Fake It ‘Til You Make It?

If you browse the site regularly in search of amazing additions to your wardrobe, you’ve undoubtedly noticed that there are a lot of items (usually accessories) that are labelled as replica, imitation, not real or straight up fake.

I don’t have to tell you that Anna Wintour would disapprove, but how do you tell the authentics from the knockoffs? Does it even matter or should you even care? Well, the choice is yours but here’s a little background info to help with your buying decisions.

If you drool over the labels in magazines but your bank account isn’t sympathetic, a fake can be very attractive. What you might not know is that there are actually some legal issues with knockoffs. In France and Italy, it is illegal to buy fake bags as well as sell them – you could be fined or even arrested if you’re caught! Places you’re likely to run into problems are at border crossings and with the always friendly customs staff – especially since you’re not allowed to bring fakes into Canada or the US (copyright and intellectual property laws, people!).

creative commons image courtesy of Friar's Balsam

So how do you tell if a bag is fake? The price tag will be the first indicator, if it sounds too good to be true, it probably is. The hardware (zippers, studs, any detailing) is the second giveaway; a cheap looking zipper or a zipper that doesn’t match the rest of the bag is a strong hint. Most studs and zippers will be stamped with the brand’s logo or initials (for example on a Louis Vuitton there will be an “LV” on the zipper), and they should not fall off or fall apart. Other details such as stitching, logo placement and linings are tell-tale signs of fakes. These fashion houses take the tiniest aspects of their bags extremely seriously, so don’t ever assume it’s a mistake by the house. The stitching should be practically perfect, the logos and patterns should be straight, the lining immaculate, and definitely no spelling mistakes!

If there’s one bag in particular that you’re after, do some research so that you know what the details are supposed to look like. For example, is the lining a specific colour or pattern? If you’ve got a really keen eye, check the colouring of the external monograms or patterns as well because on fakes they will be slightly off.

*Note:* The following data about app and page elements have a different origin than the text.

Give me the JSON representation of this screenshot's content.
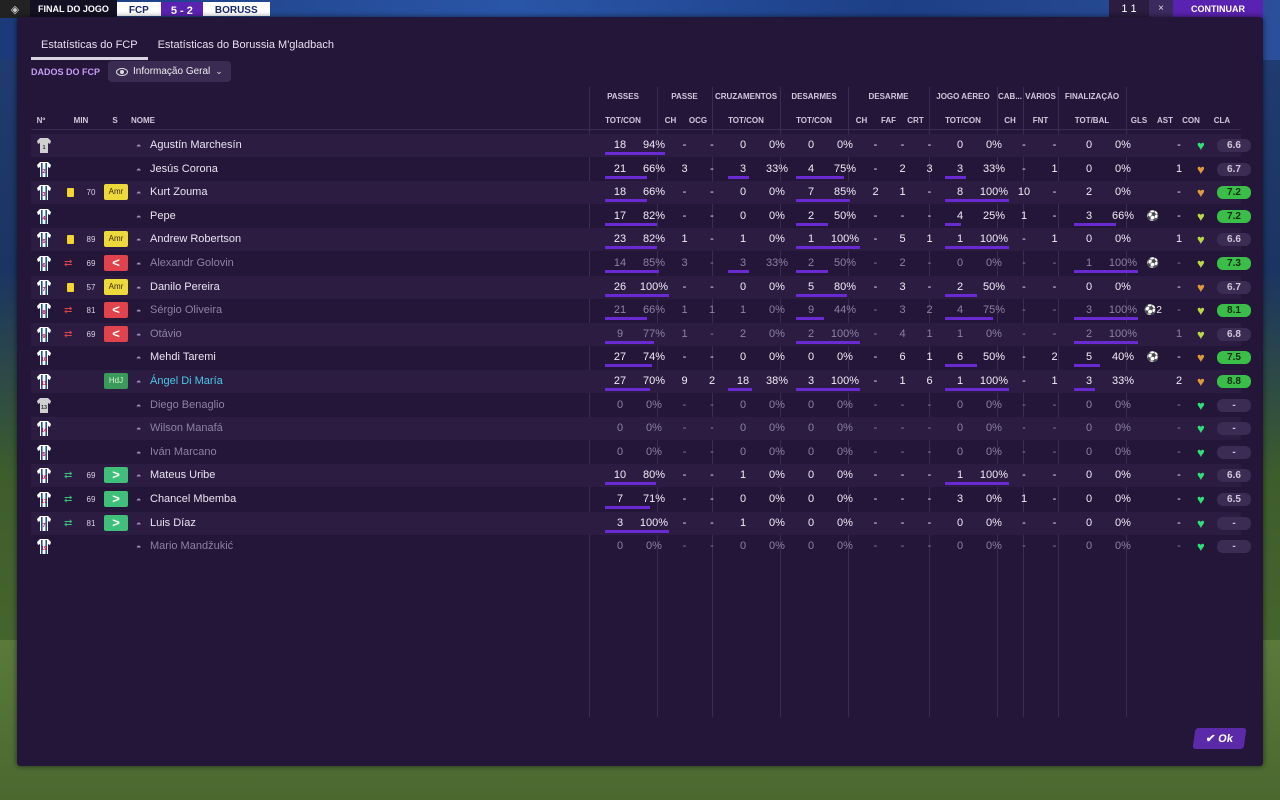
{
  "scoreboard": {
    "final_label": "FINAL DO JOGO",
    "home_team": "FCP",
    "score": "5 - 2",
    "away_team": "BORUSS",
    "right_score": "1 1",
    "right_close": "×",
    "continue_label": "CONTINUAR"
  },
  "tabs": [
    "Estatísticas do FCP",
    "Estatísticas do Borussia M'gladbach"
  ],
  "subbar": {
    "label": "DADOS DO FCP",
    "dropdown": "Informação Geral"
  },
  "groups": [
    "PASSES",
    "PASSE",
    "CRUZAMENTOS",
    "DESARMES",
    "DESARME",
    "JOGO AÉREO",
    "CAB...",
    "VÁRIOS",
    "FINALIZAÇÃO"
  ],
  "subheaders": {
    "num": "Nº",
    "min": "MIN",
    "s": "S",
    "name": "NOME",
    "passes": "TOT/CON",
    "ch1": "CH",
    "ocg": "OCG",
    "crosses": "TOT/CON",
    "tackles": "TOT/CON",
    "ch2": "CH",
    "faf": "FAF",
    "crt": "CRT",
    "aerial": "TOT/CON",
    "ch3": "CH",
    "fnt": "FNT",
    "shots": "TOT/BAL",
    "gls": "GLS",
    "ast": "AST",
    "con": "CON",
    "cla": "CLA"
  },
  "players": [
    {
      "num": "1",
      "gk": true,
      "min": "",
      "card": "",
      "sub": "",
      "status": "",
      "status_label": "",
      "name": "Agustín Marchesín",
      "dim": false,
      "cyan": false,
      "p_tot": "18",
      "p_pct": "94%",
      "ch1": "-",
      "ocg": "-",
      "c_tot": "0",
      "c_pct": "0%",
      "t_tot": "0",
      "t_pct": "0%",
      "ch2": "-",
      "faf": "-",
      "crt": "-",
      "a_tot": "0",
      "a_pct": "0%",
      "ch3": "-",
      "fnt": "-",
      "s_tot": "0",
      "s_pct": "0%",
      "gls": "",
      "ast": "-",
      "con": "green",
      "rating": "6.6",
      "rgreen": false
    },
    {
      "num": "2",
      "gk": false,
      "min": "",
      "card": "",
      "sub": "",
      "status": "",
      "status_label": "",
      "name": "Jesús Corona",
      "dim": false,
      "cyan": false,
      "p_tot": "21",
      "p_pct": "66%",
      "ch1": "3",
      "ocg": "-",
      "c_tot": "3",
      "c_pct": "33%",
      "t_tot": "4",
      "t_pct": "75%",
      "ch2": "-",
      "faf": "2",
      "crt": "3",
      "a_tot": "3",
      "a_pct": "33%",
      "ch3": "-",
      "fnt": "1",
      "s_tot": "0",
      "s_pct": "0%",
      "gls": "",
      "ast": "1",
      "con": "orange",
      "rating": "6.7",
      "rgreen": false
    },
    {
      "num": "3",
      "gk": false,
      "min": "70",
      "card": "yellow",
      "sub": "",
      "status": "amr",
      "status_label": "Amr",
      "name": "Kurt Zouma",
      "dim": false,
      "cyan": false,
      "p_tot": "18",
      "p_pct": "66%",
      "ch1": "-",
      "ocg": "-",
      "c_tot": "0",
      "c_pct": "0%",
      "t_tot": "7",
      "t_pct": "85%",
      "ch2": "2",
      "faf": "1",
      "crt": "-",
      "a_tot": "8",
      "a_pct": "100%",
      "ch3": "10",
      "fnt": "-",
      "s_tot": "2",
      "s_pct": "0%",
      "gls": "",
      "ast": "-",
      "con": "orange",
      "rating": "7.2",
      "rgreen": true
    },
    {
      "num": "4",
      "gk": false,
      "min": "",
      "card": "",
      "sub": "",
      "status": "",
      "status_label": "",
      "name": "Pepe",
      "dim": false,
      "cyan": false,
      "p_tot": "17",
      "p_pct": "82%",
      "ch1": "-",
      "ocg": "-",
      "c_tot": "0",
      "c_pct": "0%",
      "t_tot": "2",
      "t_pct": "50%",
      "ch2": "-",
      "faf": "-",
      "crt": "-",
      "a_tot": "4",
      "a_pct": "25%",
      "ch3": "1",
      "fnt": "-",
      "s_tot": "3",
      "s_pct": "66%",
      "gls": "⚽",
      "ast": "-",
      "con": "yellow",
      "rating": "7.2",
      "rgreen": true
    },
    {
      "num": "5",
      "gk": false,
      "min": "89",
      "card": "yellow",
      "sub": "",
      "status": "amr",
      "status_label": "Amr",
      "name": "Andrew Robertson",
      "dim": false,
      "cyan": false,
      "p_tot": "23",
      "p_pct": "82%",
      "ch1": "1",
      "ocg": "-",
      "c_tot": "1",
      "c_pct": "0%",
      "t_tot": "1",
      "t_pct": "100%",
      "ch2": "-",
      "faf": "5",
      "crt": "1",
      "a_tot": "1",
      "a_pct": "100%",
      "ch3": "-",
      "fnt": "1",
      "s_tot": "0",
      "s_pct": "0%",
      "gls": "",
      "ast": "1",
      "con": "yellow",
      "rating": "6.6",
      "rgreen": false
    },
    {
      "num": "6",
      "gk": false,
      "min": "69",
      "card": "",
      "sub": "out",
      "status": "out",
      "status_label": "<",
      "name": "Alexandr Golovin",
      "dim": true,
      "cyan": false,
      "p_tot": "14",
      "p_pct": "85%",
      "ch1": "3",
      "ocg": "-",
      "c_tot": "3",
      "c_pct": "33%",
      "t_tot": "2",
      "t_pct": "50%",
      "ch2": "-",
      "faf": "2",
      "crt": "-",
      "a_tot": "0",
      "a_pct": "0%",
      "ch3": "-",
      "fnt": "-",
      "s_tot": "1",
      "s_pct": "100%",
      "gls": "⚽",
      "ast": "-",
      "con": "yellow",
      "rating": "7.3",
      "rgreen": true
    },
    {
      "num": "7",
      "gk": false,
      "min": "57",
      "card": "yellow",
      "sub": "",
      "status": "amr",
      "status_label": "Amr",
      "name": "Danilo Pereira",
      "dim": false,
      "cyan": false,
      "p_tot": "26",
      "p_pct": "100%",
      "ch1": "-",
      "ocg": "-",
      "c_tot": "0",
      "c_pct": "0%",
      "t_tot": "5",
      "t_pct": "80%",
      "ch2": "-",
      "faf": "3",
      "crt": "-",
      "a_tot": "2",
      "a_pct": "50%",
      "ch3": "-",
      "fnt": "-",
      "s_tot": "0",
      "s_pct": "0%",
      "gls": "",
      "ast": "-",
      "con": "orange",
      "rating": "6.7",
      "rgreen": false
    },
    {
      "num": "8",
      "gk": false,
      "min": "81",
      "card": "",
      "sub": "out",
      "status": "out",
      "status_label": "<",
      "name": "Sérgio Oliveira",
      "dim": true,
      "cyan": false,
      "p_tot": "21",
      "p_pct": "66%",
      "ch1": "1",
      "ocg": "1",
      "c_tot": "1",
      "c_pct": "0%",
      "t_tot": "9",
      "t_pct": "44%",
      "ch2": "-",
      "faf": "3",
      "crt": "2",
      "a_tot": "4",
      "a_pct": "75%",
      "ch3": "-",
      "fnt": "-",
      "s_tot": "3",
      "s_pct": "100%",
      "gls": "⚽2",
      "ast": "-",
      "con": "yellow",
      "rating": "8.1",
      "rgreen": true
    },
    {
      "num": "9",
      "gk": false,
      "min": "69",
      "card": "",
      "sub": "out",
      "status": "out",
      "status_label": "<",
      "name": "Otávio",
      "dim": true,
      "cyan": false,
      "p_tot": "9",
      "p_pct": "77%",
      "ch1": "1",
      "ocg": "-",
      "c_tot": "2",
      "c_pct": "0%",
      "t_tot": "2",
      "t_pct": "100%",
      "ch2": "-",
      "faf": "4",
      "crt": "1",
      "a_tot": "1",
      "a_pct": "0%",
      "ch3": "-",
      "fnt": "-",
      "s_tot": "2",
      "s_pct": "100%",
      "gls": "",
      "ast": "1",
      "con": "yellow",
      "rating": "6.8",
      "rgreen": false
    },
    {
      "num": "10",
      "gk": false,
      "min": "",
      "card": "",
      "sub": "",
      "status": "",
      "status_label": "",
      "name": "Mehdi Taremi",
      "dim": false,
      "cyan": false,
      "p_tot": "27",
      "p_pct": "74%",
      "ch1": "-",
      "ocg": "-",
      "c_tot": "0",
      "c_pct": "0%",
      "t_tot": "0",
      "t_pct": "0%",
      "ch2": "-",
      "faf": "6",
      "crt": "1",
      "a_tot": "6",
      "a_pct": "50%",
      "ch3": "-",
      "fnt": "2",
      "s_tot": "5",
      "s_pct": "40%",
      "gls": "⚽",
      "ast": "-",
      "con": "orange",
      "rating": "7.5",
      "rgreen": true
    },
    {
      "num": "11",
      "gk": false,
      "min": "",
      "card": "",
      "sub": "",
      "status": "hdj",
      "status_label": "HdJ",
      "name": "Ángel Di María",
      "dim": false,
      "cyan": true,
      "p_tot": "27",
      "p_pct": "70%",
      "ch1": "9",
      "ocg": "2",
      "c_tot": "18",
      "c_pct": "38%",
      "t_tot": "3",
      "t_pct": "100%",
      "ch2": "-",
      "faf": "1",
      "crt": "6",
      "a_tot": "1",
      "a_pct": "100%",
      "ch3": "-",
      "fnt": "1",
      "s_tot": "3",
      "s_pct": "33%",
      "gls": "",
      "ast": "2",
      "con": "orange",
      "rating": "8.8",
      "rgreen": true
    },
    {
      "num": "13",
      "gk": true,
      "min": "",
      "card": "",
      "sub": "",
      "status": "",
      "status_label": "",
      "name": "Diego Benaglio",
      "dim": true,
      "cyan": false,
      "p_tot": "0",
      "p_pct": "0%",
      "ch1": "-",
      "ocg": "-",
      "c_tot": "0",
      "c_pct": "0%",
      "t_tot": "0",
      "t_pct": "0%",
      "ch2": "-",
      "faf": "-",
      "crt": "-",
      "a_tot": "0",
      "a_pct": "0%",
      "ch3": "-",
      "fnt": "-",
      "s_tot": "0",
      "s_pct": "0%",
      "gls": "",
      "ast": "-",
      "con": "green",
      "rating": "-",
      "rgreen": false
    },
    {
      "num": "14",
      "gk": false,
      "min": "",
      "card": "",
      "sub": "",
      "status": "",
      "status_label": "",
      "name": "Wilson Manafá",
      "dim": true,
      "cyan": false,
      "p_tot": "0",
      "p_pct": "0%",
      "ch1": "-",
      "ocg": "-",
      "c_tot": "0",
      "c_pct": "0%",
      "t_tot": "0",
      "t_pct": "0%",
      "ch2": "-",
      "faf": "-",
      "crt": "-",
      "a_tot": "0",
      "a_pct": "0%",
      "ch3": "-",
      "fnt": "-",
      "s_tot": "0",
      "s_pct": "0%",
      "gls": "",
      "ast": "-",
      "con": "green",
      "rating": "-",
      "rgreen": false
    },
    {
      "num": "5",
      "gk": false,
      "min": "",
      "card": "",
      "sub": "",
      "status": "",
      "status_label": "",
      "name": "Iván Marcano",
      "dim": true,
      "cyan": false,
      "p_tot": "0",
      "p_pct": "0%",
      "ch1": "-",
      "ocg": "-",
      "c_tot": "0",
      "c_pct": "0%",
      "t_tot": "0",
      "t_pct": "0%",
      "ch2": "-",
      "faf": "-",
      "crt": "-",
      "a_tot": "0",
      "a_pct": "0%",
      "ch3": "-",
      "fnt": "-",
      "s_tot": "0",
      "s_pct": "0%",
      "gls": "",
      "ast": "-",
      "con": "green",
      "rating": "-",
      "rgreen": false
    },
    {
      "num": "16",
      "gk": false,
      "min": "69",
      "card": "",
      "sub": "in",
      "status": "in",
      "status_label": ">",
      "name": "Mateus Uribe",
      "dim": false,
      "cyan": false,
      "p_tot": "10",
      "p_pct": "80%",
      "ch1": "-",
      "ocg": "-",
      "c_tot": "1",
      "c_pct": "0%",
      "t_tot": "0",
      "t_pct": "0%",
      "ch2": "-",
      "faf": "-",
      "crt": "-",
      "a_tot": "1",
      "a_pct": "100%",
      "ch3": "-",
      "fnt": "-",
      "s_tot": "0",
      "s_pct": "0%",
      "gls": "",
      "ast": "-",
      "con": "green",
      "rating": "6.6",
      "rgreen": false
    },
    {
      "num": "17",
      "gk": false,
      "min": "69",
      "card": "",
      "sub": "in",
      "status": "in",
      "status_label": ">",
      "name": "Chancel Mbemba",
      "dim": false,
      "cyan": false,
      "p_tot": "7",
      "p_pct": "71%",
      "ch1": "-",
      "ocg": "-",
      "c_tot": "0",
      "c_pct": "0%",
      "t_tot": "0",
      "t_pct": "0%",
      "ch2": "-",
      "faf": "-",
      "crt": "-",
      "a_tot": "3",
      "a_pct": "0%",
      "ch3": "1",
      "fnt": "-",
      "s_tot": "0",
      "s_pct": "0%",
      "gls": "",
      "ast": "-",
      "con": "green",
      "rating": "6.5",
      "rgreen": false
    },
    {
      "num": "7",
      "gk": false,
      "min": "81",
      "card": "",
      "sub": "in",
      "status": "in",
      "status_label": ">",
      "name": "Luis Díaz",
      "dim": false,
      "cyan": false,
      "p_tot": "3",
      "p_pct": "100%",
      "ch1": "-",
      "ocg": "-",
      "c_tot": "1",
      "c_pct": "0%",
      "t_tot": "0",
      "t_pct": "0%",
      "ch2": "-",
      "faf": "-",
      "crt": "-",
      "a_tot": "0",
      "a_pct": "0%",
      "ch3": "-",
      "fnt": "-",
      "s_tot": "0",
      "s_pct": "0%",
      "gls": "",
      "ast": "-",
      "con": "green",
      "rating": "-",
      "rgreen": false
    },
    {
      "num": "19",
      "gk": false,
      "min": "",
      "card": "",
      "sub": "",
      "status": "",
      "status_label": "",
      "name": "Mario Mandžukić",
      "dim": true,
      "cyan": false,
      "p_tot": "0",
      "p_pct": "0%",
      "ch1": "-",
      "ocg": "-",
      "c_tot": "0",
      "c_pct": "0%",
      "t_tot": "0",
      "t_pct": "0%",
      "ch2": "-",
      "faf": "-",
      "crt": "-",
      "a_tot": "0",
      "a_pct": "0%",
      "ch3": "-",
      "fnt": "-",
      "s_tot": "0",
      "s_pct": "0%",
      "gls": "",
      "ast": "-",
      "con": "green",
      "rating": "-",
      "rgreen": false
    }
  ],
  "ok_label": "Ok",
  "colors": {
    "accent": "#5a22b0",
    "bar": "#6a2ad2",
    "heart_green": "#2fe07a",
    "heart_orange": "#e09a3a",
    "heart_yellow": "#b8d84a"
  }
}
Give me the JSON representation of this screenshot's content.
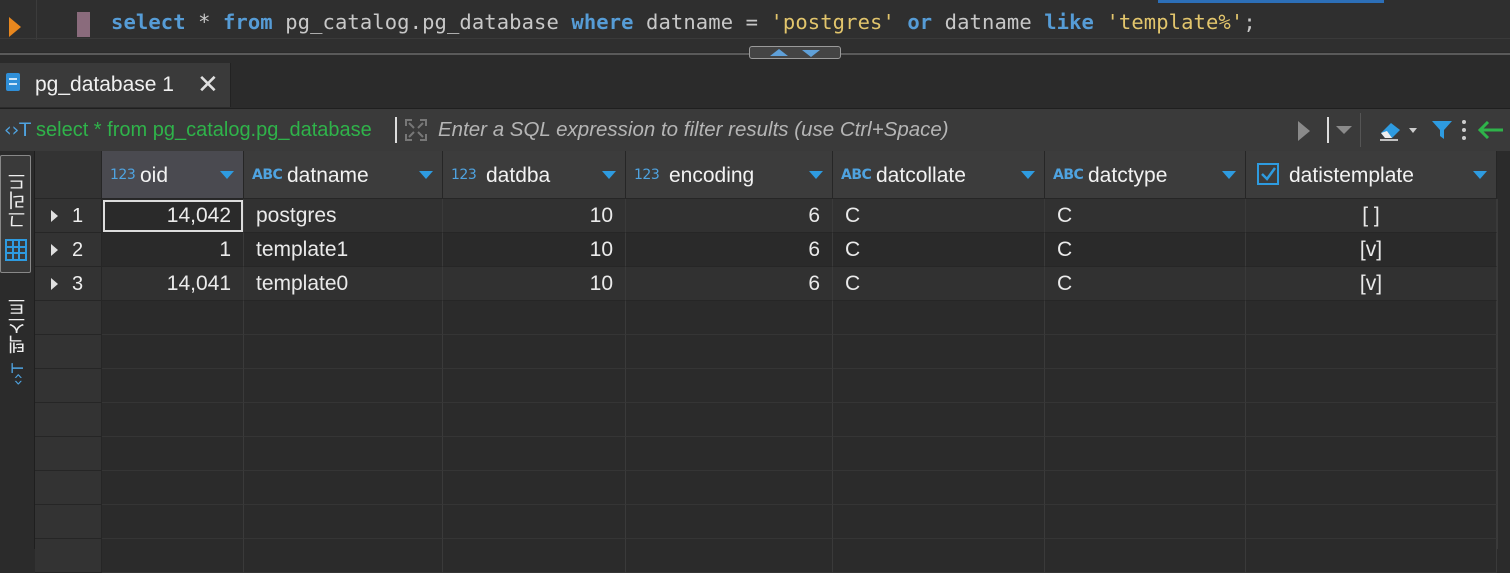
{
  "editor": {
    "sql": [
      {
        "t": "select",
        "k": "kw"
      },
      {
        "t": " * ",
        "k": ""
      },
      {
        "t": "from",
        "k": "kw"
      },
      {
        "t": " pg_catalog.pg_database ",
        "k": ""
      },
      {
        "t": "where",
        "k": "kw"
      },
      {
        "t": " datname = ",
        "k": ""
      },
      {
        "t": "'postgres'",
        "k": "str"
      },
      {
        "t": " ",
        "k": ""
      },
      {
        "t": "or",
        "k": "kw"
      },
      {
        "t": " datname ",
        "k": ""
      },
      {
        "t": "like",
        "k": "kw"
      },
      {
        "t": " ",
        "k": ""
      },
      {
        "t": "'template%'",
        "k": "str"
      },
      {
        "t": ";",
        "k": ""
      }
    ]
  },
  "results_tab": {
    "label": "pg_database 1",
    "close_glyph": "✕"
  },
  "filter": {
    "query_text": "select * from pg_catalog.pg_database",
    "placeholder": "Enter a SQL expression to filter results (use Ctrl+Space)",
    "t_icon_glyph": "‹›T"
  },
  "side_tabs": {
    "grid_label": "그리드",
    "text_label": "텍스트"
  },
  "grid": {
    "columns": [
      {
        "name": "oid",
        "type_icon": "123",
        "kind": "num"
      },
      {
        "name": "datname",
        "type_icon": "ABC",
        "kind": "text"
      },
      {
        "name": "datdba",
        "type_icon": "123",
        "kind": "num"
      },
      {
        "name": "encoding",
        "type_icon": "123",
        "kind": "num"
      },
      {
        "name": "datcollate",
        "type_icon": "ABC",
        "kind": "text"
      },
      {
        "name": "datctype",
        "type_icon": "ABC",
        "kind": "text"
      },
      {
        "name": "datistemplate",
        "type_icon": "check",
        "kind": "bool"
      }
    ],
    "rows": [
      {
        "num": "1",
        "cells": [
          "14,042",
          "postgres",
          "10",
          "6",
          "C",
          "C",
          "[ ]"
        ]
      },
      {
        "num": "2",
        "cells": [
          "1",
          "template1",
          "10",
          "6",
          "C",
          "C",
          "[v]"
        ]
      },
      {
        "num": "3",
        "cells": [
          "14,041",
          "template0",
          "10",
          "6",
          "C",
          "C",
          "[v]"
        ]
      }
    ]
  },
  "colors": {
    "keyword": "#569cd6",
    "string": "#e2c56c",
    "accent": "#2e9be0",
    "filter_query": "#2fb34a",
    "run_marker": "#e8871e"
  }
}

It’s important to note that not all fakes are created equal, but even the “good” fakes are not the real deal. The nicer fakes will often be made with higher quality leather for example, but don’t be fooled! I’m going to use a bag that I have as an example: I was given a Chloe Paddington Bag as a gift a few years back. The leather is very soft, but the zippers are a mess and don’t fit the aesthetic of the bag. The lock fell apart (to be glued back together) and the key just fell right off. The inside of the bag is stamped “Made in Italy” but the bag was purchased (and made) in Beijing. Whoops!

So there you have it, fashionable people! Hopefully this helps prevent you from being duped into buying a fake when you’re really after an authentic and provided a little extra info resulting in an informed purchase!

Student, future entrepreneur, blogger, traveler, soccer player, writer, amateur yogi, creativity enthusiast, fashion devotee.

Leave a Reply